Hypersensitivity to buprenorphine or naloxone


  • Buprenorphine can be abused in a similar manner to other opioids. Clinical monitoring appropriate to the patient’s level of stability is essential. Multiple refills should not be prescribed early in treatment or without appropriate patient follow-up visits.
  • Significant respiratory depression and death have occurred in association with buprenorphine, particularly when taken by the intravenous (IV) route in combination with benzodiazepines or other CNS depressants (including alcohol).
  • Consider dose reduction of CNS depressants, Buprenorphine/Naloxone sublingual film,or both in situations of concomitant prescription.
  • Store Buprenorphine/Naloxone sublingual film safely out of the sight and reach of children. Buprenorphine can cause severe, possibly fatal, respiratory depression in children.
  • Chronic administration produces opioid-type physical dependence. Abrupt discontinuation or rapid dose taper may result in opioid withdrawal syndrome.
  • Monitor liver function tests prior to initiation and during treatment and evaluate suspected hepatic events.
  • Do not administer Buprenorphine/Naloxone sublingual film to patients with known hypersensitivity to buprenorphine or naloxone.
  • An opioid withdrawal syndrome is likely to occur with parenteral misuse of Buprenorphine/Naloxone sublingual film by individuals physically dependent on full opioid agonists or by sublingual administration before the agonist effects of other opioids have subsided.
  • Neonatal withdrawal has been reported following use of buprenorphine by the mother during pregnancy.
  • Buprenorphine/Naloxone sublingual film is not appropriate as an analgesic. There have been reported deaths of opioid naïve individuals who received a 2 mg sublingual dose.
  • Buprenorphine/naloxone products are not recommended in patients with severe hepatic impairment and may not be appropriate for patients with moderate hepatic impairment.
  • Caution patients about the risk of driving or operating hazardous machinery.

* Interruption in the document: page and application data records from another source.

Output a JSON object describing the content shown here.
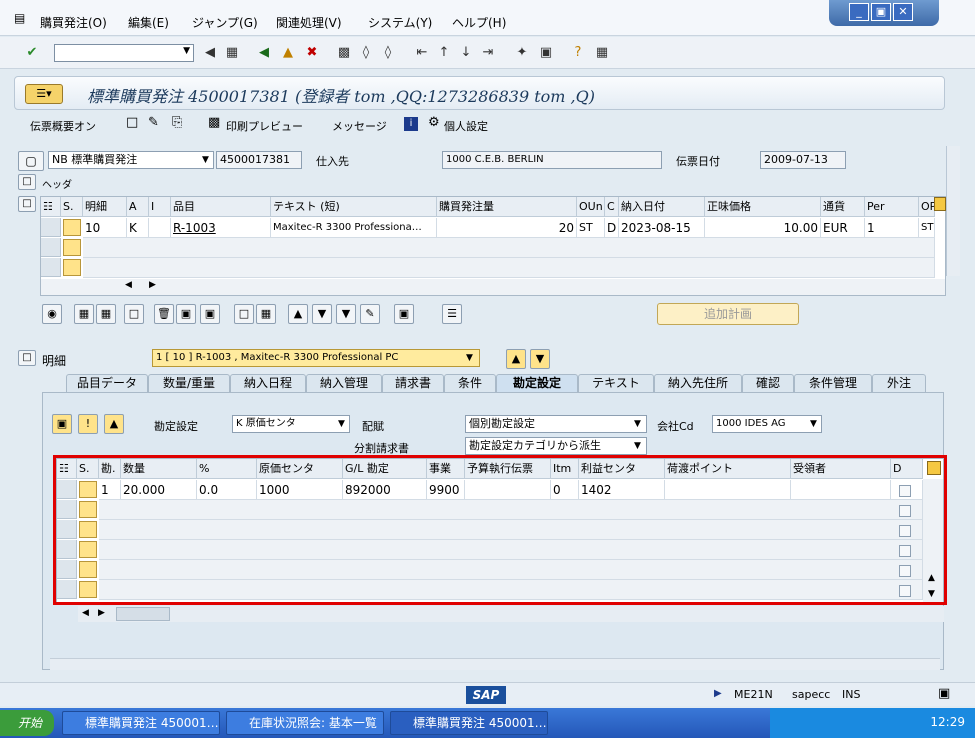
{
  "menu": {
    "items": [
      "購買発注(O)",
      "編集(E)",
      "ジャンプ(G)",
      "関連処理(V)",
      "システム(Y)",
      "ヘルプ(H)"
    ]
  },
  "window": {
    "title": "標準購買発注 4500017381 (登録者 tom ,QQ:1273286839 tom ,Q)"
  },
  "appbar": {
    "items": [
      "伝票概要オン",
      "印刷プレビュー",
      "メッセージ",
      "個人設定"
    ]
  },
  "header": {
    "doctype": "NB 標準購買発注",
    "po_number": "4500017381",
    "vendor_label": "仕入先",
    "vendor_value": "1000 C.E.B. BERLIN",
    "date_label": "伝票日付",
    "date_value": "2009-07-13",
    "header_label": "ヘッダ"
  },
  "items_table": {
    "headers": [
      "S.",
      "明細",
      "A",
      "I",
      "品目",
      "テキスト (短)",
      "購買発注量",
      "OUn",
      "C",
      "納入日付",
      "正味価格",
      "通貨",
      "Per",
      "OP"
    ],
    "row": [
      "10",
      "K",
      "",
      "R-1003",
      "Maxitec-R 3300 Professiona…",
      "20",
      "ST",
      "D",
      "2023-08-15",
      "10.00",
      "EUR",
      "1",
      "ST"
    ]
  },
  "plan_button": "追加計画",
  "detail": {
    "label": "明細",
    "selected": "1 [ 10 ] R-1003 , Maxitec-R 3300 Professional PC"
  },
  "tabs": [
    "品目データ",
    "数量/重量",
    "納入日程",
    "納入管理",
    "請求書",
    "条件",
    "勘定設定",
    "テキスト",
    "納入先住所",
    "確認",
    "条件管理",
    "外注"
  ],
  "acct": {
    "label1": "勘定設定",
    "value1": "K 原価センタ",
    "label2": "配賦",
    "value2": "個別勘定設定",
    "label3": "会社Cd",
    "value3": "1000 IDES AG",
    "label4": "分割請求書",
    "value4": "勘定設定カテゴリから派生"
  },
  "acct_table": {
    "headers": [
      "S.",
      "勘.",
      "数量",
      "%",
      "原価センタ",
      "G/L 勘定",
      "事業",
      "予算執行伝票",
      "Itm",
      "利益センタ",
      "荷渡ポイント",
      "受領者",
      "D"
    ],
    "row": [
      "1",
      "20.000",
      "0.0",
      "1000",
      "892000",
      "9900",
      "",
      "0",
      "1402",
      "",
      "",
      ""
    ]
  },
  "status": {
    "tcode": "ME21N",
    "server": "sapecc",
    "mode": "INS",
    "sap": "SAP"
  },
  "taskbar": {
    "start": "开始",
    "tasks": [
      "標準購買発注 450001…",
      "在庫状況照会: 基本一覧",
      "標準購買発注 450001…"
    ],
    "clock": "12:29"
  }
}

  • Monitor patients starting or ending CYP3A4 inhibitors or inducers for potential over or under dosing.
  • Use caution in prescribing Buprenorphine/Naloxone sublingual film for patients receiving benzodiazepines or other CNS depressants and warn patients against concomitant self-administration/misuse

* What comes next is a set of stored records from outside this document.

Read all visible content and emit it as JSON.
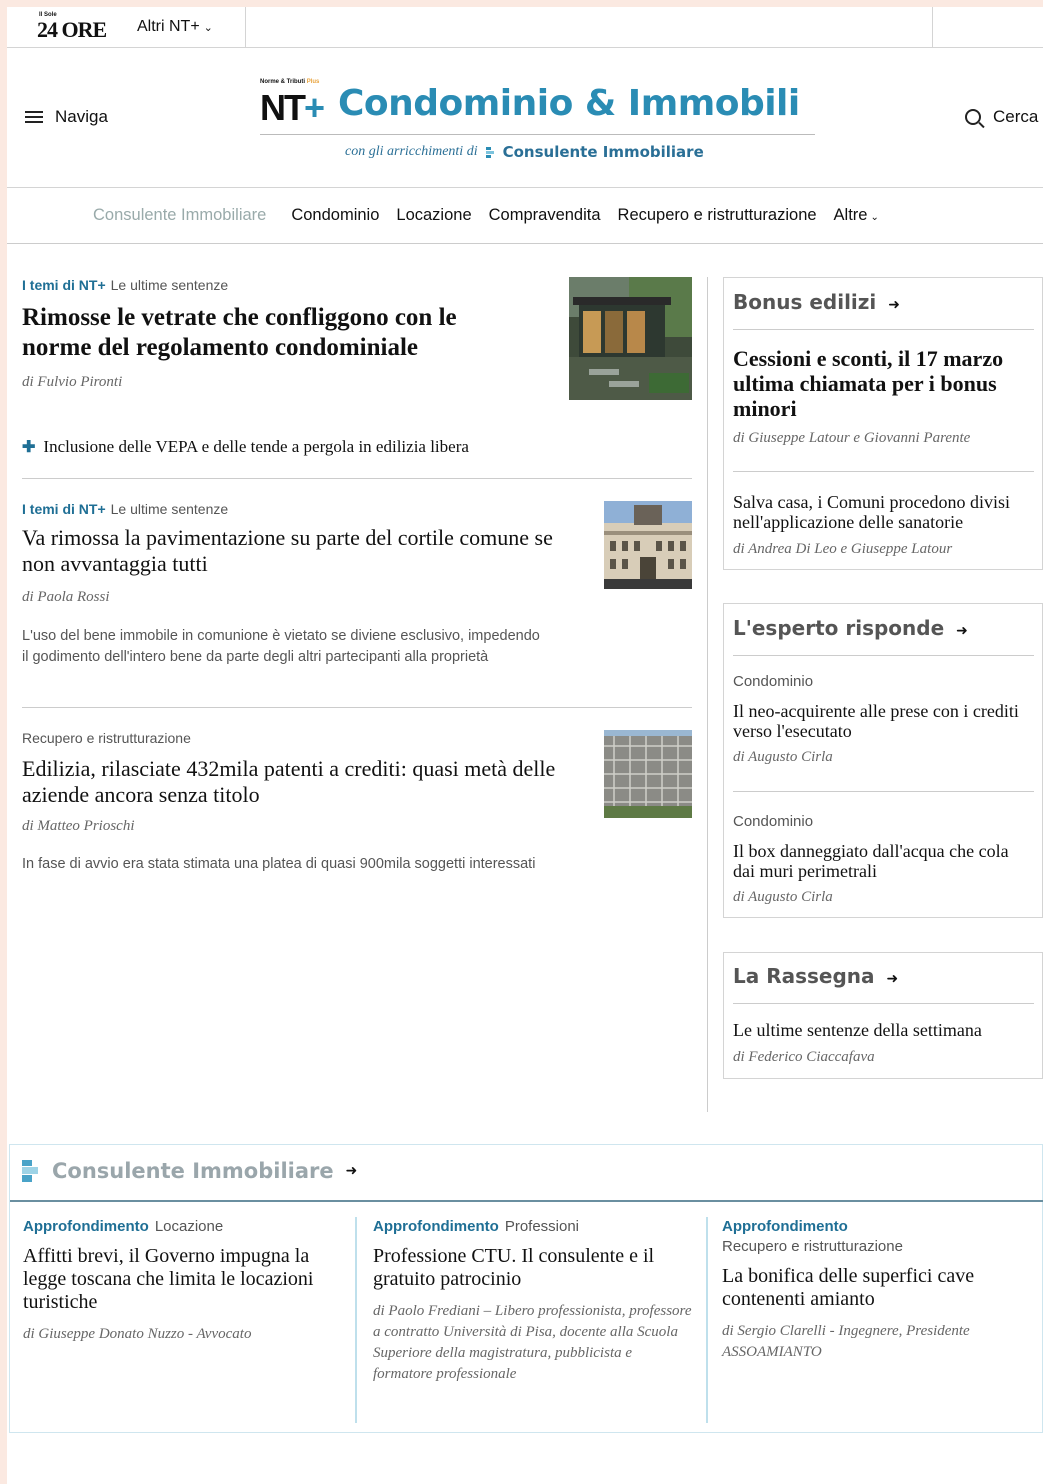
{
  "topbar": {
    "logo_text": "24 ORE",
    "logo_prefix": "Il Sole",
    "altri_label": "Altri NT+"
  },
  "masthead": {
    "menu_label": "Naviga",
    "search_label": "Cerca",
    "brand_mini": "Norme & Tributi",
    "brand_mini_plus": "Plus",
    "brand_prefix": "NT",
    "brand_plus": "+",
    "brand_name": "Condominio & Immobili",
    "sub_text": "con gli arricchimenti di",
    "sub_brand": "Consulente Immobiliare"
  },
  "nav": {
    "items": [
      "Consulente Immobiliare",
      "Condominio",
      "Locazione",
      "Compravendita",
      "Recupero e ristrutturazione",
      "Altre"
    ]
  },
  "main": {
    "articles": [
      {
        "kicker_tag": "I temi di NT+",
        "kicker": "Le ultime sentenze",
        "title": "Rimosse le vetrate che confliggono con le norme del regolamento condominiale",
        "byline": "di Fulvio Pironti",
        "related": "Inclusione delle VEPA e delle tende a pergola in edilizia libera",
        "image": "glass-pergola-house"
      },
      {
        "kicker_tag": "I temi di NT+",
        "kicker": "Le ultime sentenze",
        "title": "Va rimossa la pavimentazione su parte del cortile comune se non avvantaggia tutti",
        "byline": "di Paola Rossi",
        "summary": "L'uso del bene immobile in comunione è vietato se diviene esclusivo, impedendo il godimento dell'intero bene da parte degli altri partecipanti alla proprietà",
        "image": "courthouse-facade"
      },
      {
        "kicker": "Recupero e ristrutturazione",
        "title": "Edilizia, rilasciate 432mila patenti a crediti: quasi metà delle aziende ancora senza titolo",
        "byline": "di Matteo Prioschi",
        "summary": "In fase di avvio era stata stimata una platea di quasi 900mila soggetti interessati",
        "image": "scaffolding-building"
      }
    ]
  },
  "sidebar": {
    "bonus": {
      "heading": "Bonus edilizi",
      "items": [
        {
          "title": "Cessioni e sconti, il 17 marzo ultima chiamata per i bonus minori",
          "byline": "di Giuseppe Latour e Giovanni Parente"
        },
        {
          "title": "Salva casa, i Comuni procedono divisi nell'applicazione delle sanatorie",
          "byline": "di Andrea Di Leo e Giuseppe Latour"
        }
      ]
    },
    "esperto": {
      "heading": "L'esperto risponde",
      "items": [
        {
          "category": "Condominio",
          "title": "Il neo-acquirente alle prese con i crediti verso l'esecutato",
          "byline": "di Augusto Cirla"
        },
        {
          "category": "Condominio",
          "title": "Il box danneggiato dall'acqua che cola dai muri perimetrali",
          "byline": "di Augusto Cirla"
        }
      ]
    },
    "rassegna": {
      "heading": "La Rassegna",
      "items": [
        {
          "title": "Le ultime sentenze della settimana",
          "byline": "di Federico Ciaccafava"
        }
      ]
    }
  },
  "consulente": {
    "heading": "Consulente Immobiliare",
    "columns": [
      {
        "tag": "Approfondimento",
        "category": "Locazione",
        "title": "Affitti brevi, il Governo impugna la legge toscana che limita le locazioni turistiche",
        "byline": "di Giuseppe Donato Nuzzo - Avvocato"
      },
      {
        "tag": "Approfondimento",
        "category": "Professioni",
        "title": "Professione CTU. Il consulente e il gratuito patrocinio",
        "byline": "di Paolo Frediani – Libero professionista, professore a contratto Università di Pisa, docente alla Scuola Superiore della magistratura, pubblicista e formatore professionale"
      },
      {
        "tag": "Approfondimento",
        "category": "Recupero e ristrutturazione",
        "title": "La bonifica delle superfici cave contenenti amianto",
        "byline": "di Sergio Clarelli - Ingegnere, Presidente ASSOAMIANTO"
      }
    ]
  },
  "colors": {
    "accent": "#2a8cb4",
    "accent_dark": "#1f6f95",
    "frame": "#fbe9e1"
  }
}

  • Pregnancy Category C (US): Based on animal data, may cause fetal harm.
  • Nursing mothers: Caution should be exercised when administered to a nursing woman.


Adverse events commonly observed with the sublingual administration of the Buprenorphine/Naloxone sublingual film were oral hypoesthesia, glossodynia, oral mucosal erythema, headache, nausea, vomiting, hyperhidrosis, constipation, signs and symptoms of withdrawal, insomnia, pain, and peripheral edema.